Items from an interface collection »
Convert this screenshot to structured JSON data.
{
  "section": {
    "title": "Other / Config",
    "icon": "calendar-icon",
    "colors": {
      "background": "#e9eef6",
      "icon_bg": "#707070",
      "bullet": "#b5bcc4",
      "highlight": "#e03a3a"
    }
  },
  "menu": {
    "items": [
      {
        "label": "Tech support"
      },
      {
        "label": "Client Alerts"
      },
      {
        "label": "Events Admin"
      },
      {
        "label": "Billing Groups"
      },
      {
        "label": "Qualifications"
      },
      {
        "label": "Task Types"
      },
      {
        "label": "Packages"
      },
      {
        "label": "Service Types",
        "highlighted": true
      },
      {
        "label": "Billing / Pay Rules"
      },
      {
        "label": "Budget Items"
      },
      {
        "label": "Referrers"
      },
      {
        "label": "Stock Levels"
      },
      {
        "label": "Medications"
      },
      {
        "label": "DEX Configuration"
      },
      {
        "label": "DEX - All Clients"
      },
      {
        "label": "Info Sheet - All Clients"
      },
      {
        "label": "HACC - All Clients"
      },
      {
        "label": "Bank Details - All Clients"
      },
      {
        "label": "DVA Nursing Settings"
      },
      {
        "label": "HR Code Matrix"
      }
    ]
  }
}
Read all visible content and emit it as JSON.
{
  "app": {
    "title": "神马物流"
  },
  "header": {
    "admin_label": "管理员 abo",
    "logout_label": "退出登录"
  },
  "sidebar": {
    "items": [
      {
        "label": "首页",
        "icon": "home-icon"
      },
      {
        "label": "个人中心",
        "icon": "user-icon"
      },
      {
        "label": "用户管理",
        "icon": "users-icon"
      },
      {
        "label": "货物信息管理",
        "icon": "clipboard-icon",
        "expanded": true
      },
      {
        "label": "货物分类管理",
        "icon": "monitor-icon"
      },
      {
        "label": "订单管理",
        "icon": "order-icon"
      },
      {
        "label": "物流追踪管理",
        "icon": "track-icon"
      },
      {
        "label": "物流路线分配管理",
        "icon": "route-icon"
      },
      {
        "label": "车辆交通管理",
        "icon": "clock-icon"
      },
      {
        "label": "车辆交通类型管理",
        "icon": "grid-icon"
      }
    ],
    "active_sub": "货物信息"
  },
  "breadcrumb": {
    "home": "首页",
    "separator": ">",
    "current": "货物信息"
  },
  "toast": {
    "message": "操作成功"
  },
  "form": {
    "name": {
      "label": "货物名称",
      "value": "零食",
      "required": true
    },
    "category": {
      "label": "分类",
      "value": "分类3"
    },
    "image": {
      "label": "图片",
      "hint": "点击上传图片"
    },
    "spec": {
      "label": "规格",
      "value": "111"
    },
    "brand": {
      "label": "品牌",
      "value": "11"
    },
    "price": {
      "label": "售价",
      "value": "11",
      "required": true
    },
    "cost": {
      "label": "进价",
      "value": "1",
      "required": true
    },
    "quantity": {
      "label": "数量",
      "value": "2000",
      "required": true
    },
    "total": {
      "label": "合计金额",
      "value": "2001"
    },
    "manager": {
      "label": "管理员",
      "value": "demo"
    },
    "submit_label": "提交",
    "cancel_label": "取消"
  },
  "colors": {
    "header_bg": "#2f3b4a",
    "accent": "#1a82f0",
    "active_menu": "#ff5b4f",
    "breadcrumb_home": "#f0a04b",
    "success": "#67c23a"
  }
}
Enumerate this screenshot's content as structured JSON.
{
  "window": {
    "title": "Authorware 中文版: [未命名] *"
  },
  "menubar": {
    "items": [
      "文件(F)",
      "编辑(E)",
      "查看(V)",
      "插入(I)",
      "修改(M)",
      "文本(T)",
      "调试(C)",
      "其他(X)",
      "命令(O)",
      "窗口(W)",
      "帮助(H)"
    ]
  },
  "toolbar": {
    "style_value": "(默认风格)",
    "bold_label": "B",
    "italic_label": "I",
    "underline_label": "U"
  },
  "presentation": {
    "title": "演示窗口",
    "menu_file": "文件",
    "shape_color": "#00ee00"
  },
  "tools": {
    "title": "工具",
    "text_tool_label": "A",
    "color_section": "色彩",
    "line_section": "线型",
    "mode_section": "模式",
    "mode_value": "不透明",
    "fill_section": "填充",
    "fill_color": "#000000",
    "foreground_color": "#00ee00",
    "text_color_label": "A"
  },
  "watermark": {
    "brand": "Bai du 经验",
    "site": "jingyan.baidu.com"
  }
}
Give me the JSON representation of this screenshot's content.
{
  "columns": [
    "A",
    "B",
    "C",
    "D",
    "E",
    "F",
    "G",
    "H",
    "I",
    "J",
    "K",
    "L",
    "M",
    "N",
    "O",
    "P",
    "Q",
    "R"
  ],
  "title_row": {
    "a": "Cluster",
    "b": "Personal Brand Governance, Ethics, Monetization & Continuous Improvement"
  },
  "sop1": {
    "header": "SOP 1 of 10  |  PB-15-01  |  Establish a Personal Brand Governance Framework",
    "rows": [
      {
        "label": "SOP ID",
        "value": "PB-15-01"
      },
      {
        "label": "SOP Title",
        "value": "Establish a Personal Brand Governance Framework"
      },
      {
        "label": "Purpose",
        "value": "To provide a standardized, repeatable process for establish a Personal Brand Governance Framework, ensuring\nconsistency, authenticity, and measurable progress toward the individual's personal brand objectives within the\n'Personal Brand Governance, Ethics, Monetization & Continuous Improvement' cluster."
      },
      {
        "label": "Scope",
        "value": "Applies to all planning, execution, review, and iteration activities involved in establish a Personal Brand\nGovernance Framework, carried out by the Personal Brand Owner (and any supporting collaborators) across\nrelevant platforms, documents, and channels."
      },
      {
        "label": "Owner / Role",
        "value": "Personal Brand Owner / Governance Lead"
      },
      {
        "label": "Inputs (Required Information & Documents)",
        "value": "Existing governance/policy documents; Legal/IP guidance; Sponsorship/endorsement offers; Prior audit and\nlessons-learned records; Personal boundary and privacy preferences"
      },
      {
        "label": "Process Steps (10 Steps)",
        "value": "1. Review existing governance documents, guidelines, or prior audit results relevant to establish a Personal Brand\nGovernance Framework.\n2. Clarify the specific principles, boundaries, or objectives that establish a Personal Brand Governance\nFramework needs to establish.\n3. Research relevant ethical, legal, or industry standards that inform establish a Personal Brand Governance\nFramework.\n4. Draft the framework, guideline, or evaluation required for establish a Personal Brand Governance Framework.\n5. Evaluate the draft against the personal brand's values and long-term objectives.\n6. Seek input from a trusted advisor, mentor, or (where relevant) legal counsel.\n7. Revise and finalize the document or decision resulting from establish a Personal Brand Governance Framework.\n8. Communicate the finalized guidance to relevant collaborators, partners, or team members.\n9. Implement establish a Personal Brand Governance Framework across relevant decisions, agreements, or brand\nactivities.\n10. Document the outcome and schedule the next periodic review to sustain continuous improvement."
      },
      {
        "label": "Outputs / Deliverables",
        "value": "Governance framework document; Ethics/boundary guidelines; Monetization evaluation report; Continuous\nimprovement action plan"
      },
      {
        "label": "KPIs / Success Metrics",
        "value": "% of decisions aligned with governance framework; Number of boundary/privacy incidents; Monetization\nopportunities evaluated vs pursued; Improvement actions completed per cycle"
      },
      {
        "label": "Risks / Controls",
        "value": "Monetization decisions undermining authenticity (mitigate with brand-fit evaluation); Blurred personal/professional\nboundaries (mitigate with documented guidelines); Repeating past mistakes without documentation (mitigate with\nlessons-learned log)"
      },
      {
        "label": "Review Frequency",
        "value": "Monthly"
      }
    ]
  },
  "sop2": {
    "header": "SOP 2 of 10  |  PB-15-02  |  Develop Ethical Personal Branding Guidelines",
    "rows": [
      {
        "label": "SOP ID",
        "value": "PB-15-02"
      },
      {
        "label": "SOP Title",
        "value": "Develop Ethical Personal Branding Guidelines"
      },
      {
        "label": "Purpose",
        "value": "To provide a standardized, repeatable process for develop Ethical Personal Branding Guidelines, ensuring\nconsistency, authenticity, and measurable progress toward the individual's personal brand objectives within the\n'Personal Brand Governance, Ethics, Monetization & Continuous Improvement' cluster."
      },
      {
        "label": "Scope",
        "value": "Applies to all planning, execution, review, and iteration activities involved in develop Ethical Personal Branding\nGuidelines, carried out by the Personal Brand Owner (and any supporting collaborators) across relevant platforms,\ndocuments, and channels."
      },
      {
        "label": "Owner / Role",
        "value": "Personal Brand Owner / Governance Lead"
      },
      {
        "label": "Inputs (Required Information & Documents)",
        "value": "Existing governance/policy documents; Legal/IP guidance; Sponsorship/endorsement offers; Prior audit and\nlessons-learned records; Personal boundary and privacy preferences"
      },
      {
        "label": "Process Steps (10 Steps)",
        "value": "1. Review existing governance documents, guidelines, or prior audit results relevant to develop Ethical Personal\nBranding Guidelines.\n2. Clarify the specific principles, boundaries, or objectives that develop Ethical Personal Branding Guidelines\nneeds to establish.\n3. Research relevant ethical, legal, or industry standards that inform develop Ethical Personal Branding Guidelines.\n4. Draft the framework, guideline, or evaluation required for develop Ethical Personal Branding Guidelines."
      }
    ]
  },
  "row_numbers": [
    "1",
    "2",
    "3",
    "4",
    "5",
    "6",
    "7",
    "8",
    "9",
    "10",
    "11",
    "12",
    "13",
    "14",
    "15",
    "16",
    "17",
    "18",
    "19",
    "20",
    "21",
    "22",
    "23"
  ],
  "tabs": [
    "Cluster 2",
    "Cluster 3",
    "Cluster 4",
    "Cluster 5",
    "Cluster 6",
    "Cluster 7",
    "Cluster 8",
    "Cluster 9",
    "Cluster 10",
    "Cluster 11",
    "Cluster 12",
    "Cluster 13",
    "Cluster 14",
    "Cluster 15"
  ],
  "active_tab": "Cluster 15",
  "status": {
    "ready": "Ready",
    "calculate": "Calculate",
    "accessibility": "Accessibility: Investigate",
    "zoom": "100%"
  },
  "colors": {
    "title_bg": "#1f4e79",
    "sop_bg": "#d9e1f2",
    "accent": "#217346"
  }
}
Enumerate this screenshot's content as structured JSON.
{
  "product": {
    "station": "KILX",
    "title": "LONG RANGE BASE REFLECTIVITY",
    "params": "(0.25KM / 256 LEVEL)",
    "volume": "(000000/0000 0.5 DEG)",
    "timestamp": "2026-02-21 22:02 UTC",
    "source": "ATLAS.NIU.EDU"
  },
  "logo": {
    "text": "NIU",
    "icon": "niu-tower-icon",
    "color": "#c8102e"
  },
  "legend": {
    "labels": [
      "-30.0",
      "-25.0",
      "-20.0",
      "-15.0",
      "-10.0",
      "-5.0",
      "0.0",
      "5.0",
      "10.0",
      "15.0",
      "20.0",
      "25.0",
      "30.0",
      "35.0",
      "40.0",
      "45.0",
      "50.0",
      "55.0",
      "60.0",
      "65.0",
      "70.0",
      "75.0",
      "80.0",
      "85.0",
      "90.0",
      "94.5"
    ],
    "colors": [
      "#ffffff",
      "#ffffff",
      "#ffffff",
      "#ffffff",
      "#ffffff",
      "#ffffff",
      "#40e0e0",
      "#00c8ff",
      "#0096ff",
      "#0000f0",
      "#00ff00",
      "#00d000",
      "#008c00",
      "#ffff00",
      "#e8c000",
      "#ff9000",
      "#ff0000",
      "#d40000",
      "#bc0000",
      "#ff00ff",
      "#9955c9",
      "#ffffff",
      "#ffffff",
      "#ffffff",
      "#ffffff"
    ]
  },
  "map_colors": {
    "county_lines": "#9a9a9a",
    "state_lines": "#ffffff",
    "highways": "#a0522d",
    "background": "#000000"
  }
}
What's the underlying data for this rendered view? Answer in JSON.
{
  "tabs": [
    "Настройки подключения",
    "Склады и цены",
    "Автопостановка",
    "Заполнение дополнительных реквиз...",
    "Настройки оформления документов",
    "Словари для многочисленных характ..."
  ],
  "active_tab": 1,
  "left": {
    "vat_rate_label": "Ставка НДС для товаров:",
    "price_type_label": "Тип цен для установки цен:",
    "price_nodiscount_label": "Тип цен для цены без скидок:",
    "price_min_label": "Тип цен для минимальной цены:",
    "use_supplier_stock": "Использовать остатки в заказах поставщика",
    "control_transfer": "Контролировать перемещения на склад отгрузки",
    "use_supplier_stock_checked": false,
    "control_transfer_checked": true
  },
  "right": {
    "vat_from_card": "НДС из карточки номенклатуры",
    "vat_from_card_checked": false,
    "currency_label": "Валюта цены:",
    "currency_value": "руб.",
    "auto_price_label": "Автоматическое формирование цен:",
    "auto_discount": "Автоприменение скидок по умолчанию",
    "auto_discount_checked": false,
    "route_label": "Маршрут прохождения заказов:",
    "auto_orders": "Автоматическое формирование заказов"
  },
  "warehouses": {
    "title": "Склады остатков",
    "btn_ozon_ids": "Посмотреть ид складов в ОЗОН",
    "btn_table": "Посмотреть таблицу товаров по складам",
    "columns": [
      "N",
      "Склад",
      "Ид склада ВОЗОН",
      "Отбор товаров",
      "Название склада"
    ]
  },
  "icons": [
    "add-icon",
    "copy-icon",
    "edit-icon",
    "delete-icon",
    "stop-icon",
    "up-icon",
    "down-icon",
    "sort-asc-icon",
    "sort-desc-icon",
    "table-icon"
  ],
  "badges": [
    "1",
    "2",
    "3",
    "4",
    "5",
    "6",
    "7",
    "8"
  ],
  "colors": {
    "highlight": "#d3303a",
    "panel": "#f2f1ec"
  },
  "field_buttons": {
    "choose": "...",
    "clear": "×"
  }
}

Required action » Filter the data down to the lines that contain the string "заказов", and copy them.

Response for this exercise »
    "route_label": "Маршрут прохождения заказов:",
    "auto_orders": "Автоматическое формирование заказов"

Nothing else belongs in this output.